I have seen a few Ravens around......
One comment I have heard repeated is how nice it looks with the waist slightly fitted.
I agree,but I also like the straight kimono style too!
What's a girl to do?
Why,add a adjustable tab so we can have the best of both worlds!
Construct the top as directed in the pattern(I blogged a few steps here). I used some gorgeous Tula Pink for the lining and indigo wool flannel for the outer top.
Rather then attaching the wool tie in one piece I added a bit in the middle that was the length of the back piece.
I joined this to each tie piece(I had to cut two as I didn't have enough length to cut as one,if you you were able to cut one-cut it equally in half).
Sew the seam allowance of the pieces together leaving an opening in the middle.
This opening should be the width of the tie.
After sewing,stitch the seam allowance down.
It should look like this.
Pin the tie to the top matching the transferred marking line.
Stitch and press well.
Stitch down the other edge of the tie and press well again!
(Do you get really sick of me suggesting this)?
There should be an opening the width of the tie.
Sew the two sides together-take care not to catch the ties in the seams.
After turning the top and finishing it off consider giving the hood a good press on the end of the ironing board.
As I was sewing wool,I let it cool,dry and take the shape before moving it.
Finish off the ties as directed in the pattern.
The tie of the top lining will be the correct length so trim the outer tie to match.

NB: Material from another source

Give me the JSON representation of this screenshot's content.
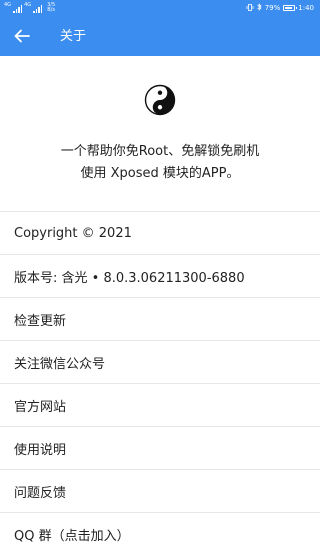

A ready-to-wear Raven.
Good strong lines.
Isn't the print divine?
But of course this isn't fitted-is it?
Remember those little openings on the outer tie?
We are going to use them....I will show you how!
Cut a piece of non-curl elastic approximately 2/3's the length of the back.
Using the scraps from the front tie make some tabs(I backed mine with cotton)approximately the length from the edge of the centered elastic to just outside the opening+seam allowances.
Interface one side of the tabs at the curved ends.
Press a narrow seam allowance to the wrong side of the tab pieces.
Pin and sew two tabs together.
It is a good idea to sew with a smaller stitch length.
Trim the seams.
Turn the tabs through.
Press well and insert the elastic into each tab.
Stitch across the elastic and around the edge of the tab.
Choose your buttons and mark the button holes.
Sew the button holes.
Mark the position for the first button.
The tab&elastic should lie flat not stretched for this marking.
Position the buttons at about an inch apart.
Attach the buttons
I use sticky tape to hold mine in place and sew them on with the machine.
Button the tab on the first button and using a nappy pin thread through the casing.
Put the pin through the tab rather then the button hole as you may damage it pulling it through the casing.
The tab pulled through.
Voila-a nice little detail.
As fitted as you fancy!
Adjust the buttons as you need to.
I thought of adding a casing to the lining as well but decided I was happy with the status quo.
You may choose to.
I went with wooden buttons as a feature same coloured buttons would blend in beautifully.
I can't wait to show you the Raven modelled.